The dollar has jumped on expectations that the US economy will remain more resilient to higher interest rates than other economies, after the Federal Reserve last week warned that it may hike rates further and is likely to hold them higher for longer.

“The dollar in this environment is benefiting from both higher yields but also more jittery risk sentiment,” said Vassili Serebriakov, an FX strategist at UBS in New York.

“Global yields are rising, but with the US economy outperforming the US dollar still looks attractive.”

US benchmark 10-year yields hit 4.688% on Thursday, their highest since 2007.

The dollar index, which tracks the unit against six other majors, was down 0.41% on the day at 106.21, but is on track for an 11th straight week of gains, and just off its 10-month high of 106.84 hit on Wednesday.

The euro rebounded 0.51% on the day to $1.0554 on Thursday, but was still not far from its January low of $1.0482, which if broken would be the lowest level since December.

“If that (January low) goes then we could go a bit closer to euro/dollar parity, but our base case scenario is that unless there’s another negative shock for Europe then that won’t be sustained,” said Lee Hardman, senior currency analyst at MUFG.

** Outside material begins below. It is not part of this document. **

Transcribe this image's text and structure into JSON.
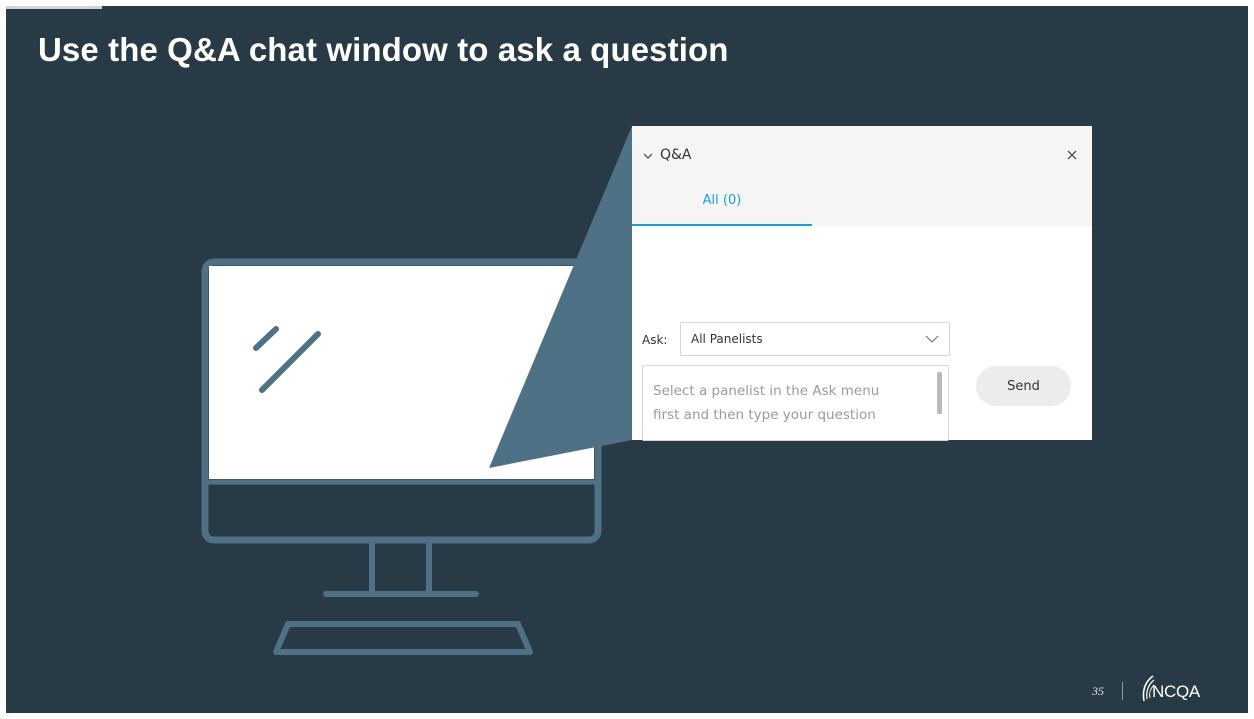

Hardman said the euro was weakening, partly because of the stronger dollar on the back of higher US yields and also because of “the cyclical divergence story: the US economy has been more resilient while the European economy has been weaker.”

Data on Thursday showed that the US economy maintained a fairly strong pace of growth in the second quarter at an unrevised 2.1% annualized rate.

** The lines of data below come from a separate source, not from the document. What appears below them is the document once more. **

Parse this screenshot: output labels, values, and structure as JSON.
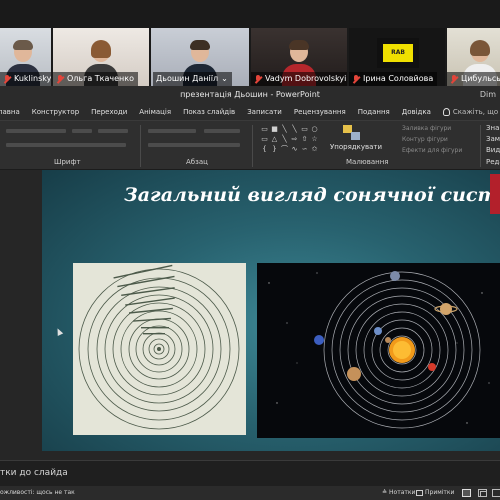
{
  "participants": [
    {
      "name": "Kuklinskyi",
      "muted": true
    },
    {
      "name": "Ольга Ткаченко",
      "muted": true
    },
    {
      "name": "Дьошин Даніїл",
      "muted": false,
      "active": true,
      "suffix": "⌄"
    },
    {
      "name": "Vadym Dobrovolskyi",
      "muted": true
    },
    {
      "name": "Ірина Соловйова",
      "muted": true,
      "logo_text": "RAB"
    },
    {
      "name": "Цибульськ",
      "muted": true
    }
  ],
  "window": {
    "title": "презентація Дьошин  -  PowerPoint",
    "title_right": "Dim"
  },
  "ribbon_tabs": [
    "лавна",
    "Конструктор",
    "Переходи",
    "Анімація",
    "Показ слайдів",
    "Записати",
    "Рецензування",
    "Подання",
    "Довідка"
  ],
  "tell_me": "Скажіть, що потрібно зробити",
  "ribbon": {
    "groups": [
      "Шрифт",
      "Абзац",
      "Малювання"
    ],
    "arrange_label": "Упорядкувати",
    "fill_options": [
      "Заливка фігури",
      "Контур фігури",
      "Ефекти для фігури"
    ],
    "right_menu": [
      "Знай",
      "Замі",
      "Виді",
      "Редаг"
    ]
  },
  "slide": {
    "title": "Загальний вигляд сонячної системи",
    "accent_color": "#b3202b"
  },
  "notes": {
    "placeholder": "тки до слайда"
  },
  "status": {
    "accessibility": "ожливості: щось не так",
    "notes_btn": "Нотатки",
    "comments_btn": "Примітки"
  }
}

A second report showed initial claims for state unemployment benefits rose 2,000 to a seasonally adjusted 204 000 for the week ended September 23.

Economists had forecast 215 000 claims for the latest week.

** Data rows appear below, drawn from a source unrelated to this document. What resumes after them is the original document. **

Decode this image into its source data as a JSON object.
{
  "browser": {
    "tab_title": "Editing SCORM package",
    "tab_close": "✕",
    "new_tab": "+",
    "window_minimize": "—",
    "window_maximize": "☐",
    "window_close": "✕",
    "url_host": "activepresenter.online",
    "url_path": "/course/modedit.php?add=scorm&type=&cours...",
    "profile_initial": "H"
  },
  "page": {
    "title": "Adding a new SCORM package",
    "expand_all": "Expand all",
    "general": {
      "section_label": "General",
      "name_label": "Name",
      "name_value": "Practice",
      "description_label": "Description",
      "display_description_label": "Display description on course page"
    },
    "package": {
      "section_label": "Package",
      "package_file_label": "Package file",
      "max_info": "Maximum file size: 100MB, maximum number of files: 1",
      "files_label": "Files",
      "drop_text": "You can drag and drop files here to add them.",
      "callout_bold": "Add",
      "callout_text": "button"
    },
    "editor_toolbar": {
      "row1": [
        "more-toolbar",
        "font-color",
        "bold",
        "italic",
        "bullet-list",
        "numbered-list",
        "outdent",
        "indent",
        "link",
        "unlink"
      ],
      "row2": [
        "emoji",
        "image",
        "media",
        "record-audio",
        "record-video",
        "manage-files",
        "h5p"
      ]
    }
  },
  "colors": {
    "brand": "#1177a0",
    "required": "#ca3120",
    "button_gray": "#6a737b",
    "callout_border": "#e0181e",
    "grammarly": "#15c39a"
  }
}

Contracts to buy US existing homes also fell more than expected in August, tumbling by the most in nearly a year as high mortgage rates erode affordability.

The US Fed may be on the cusp of “something rare” by lowering inflation without a major blow to jobs and growth, and must be “extra careful” about relying too much on the history of past inflation fights in plotting further policy moves, Chicago Fed President Austan Goolsbee said on Thursday.

Fed Chairman Jerome Powell is due to speak later on Thursday.

The yen remains in focus as it trades near the 150 level, which is viewed as potentially spurring intervention from Japanese authorities.

“If it shoots beyond 150 there’s a chance that it could enter a speculative zone … They certainly don’t want to see it break out because that would mean they’d have to spend even more,” said John Vail, chief global strategist at Nikko Asset Management.

Finance Minister Shunichi Suzuki said on Thursday that Japan would not rule out any options if there was any excessive volatility in currency moves, warning against speculative yen moves amid the currency’s fall.

The dollar was last down 0.23% against the Japanese currency at 149.28 yen, easing from an 11-month high of 149.71 on Wednesday.